KOBE, Japan, April 30 (UPI) -- Some pigs in Indonesia are carrying the H5N1 avian flu virus, which could mutate into a new strain inside the pigs, researcher at Japan's Kobe University said.
If the virus mutates in pigs and becomes transmittable between humans, the potential new strain could be more virulent than the current outbreak of swine flu, or H1N1, Tokyo newspaper Yomiuri Shimbun reported Thursday.
Researchers at Kobe University's Center for Infectious Diseases detected the H5N1 virus in 52 pigs, more than one in 10 of the 402 pigs they examined from four Indonesian provinces, the newspaper said. Pigs are capable of transmitting the virus to birds and people, researchers said.
Researchers said further examination found in some pigs a strain of a type of virus that could be transmitted to humans under certain conditions.

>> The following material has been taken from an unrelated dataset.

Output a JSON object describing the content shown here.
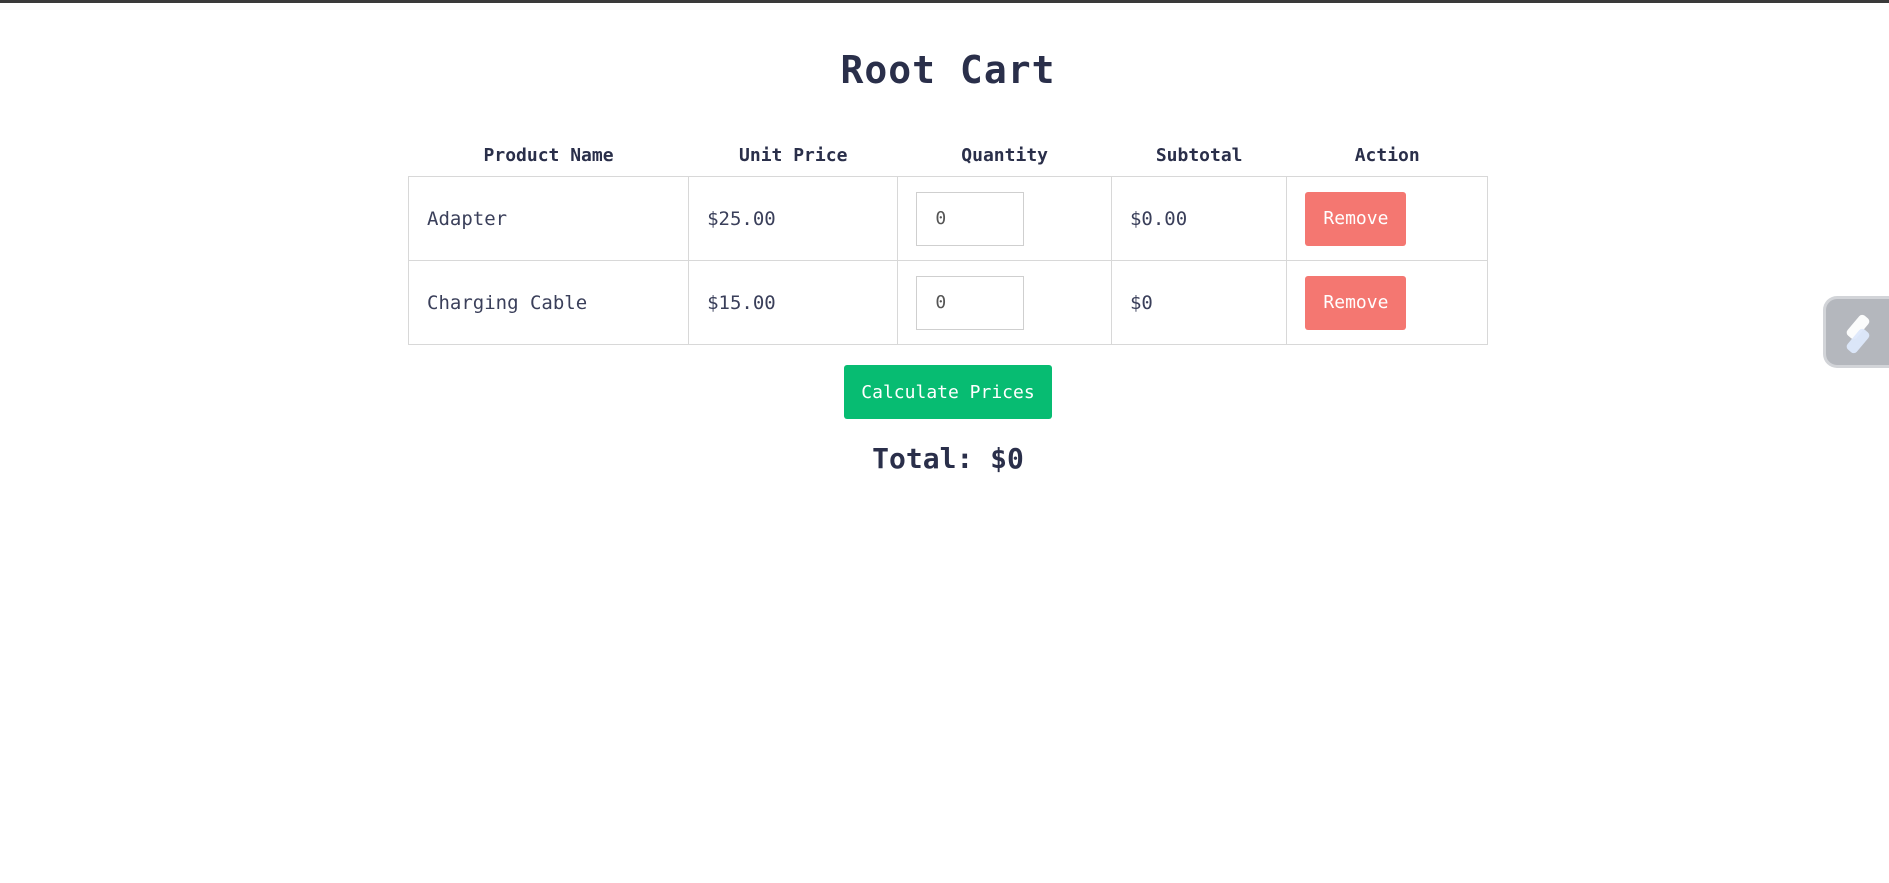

"It's a surprising result," said Yoshiyuki Nagai, director of the Center of Research Network for Infectious Diseases. "Perhaps we are looking at the process by which a new strain of influenza becomes infectious. We need to be vigilant."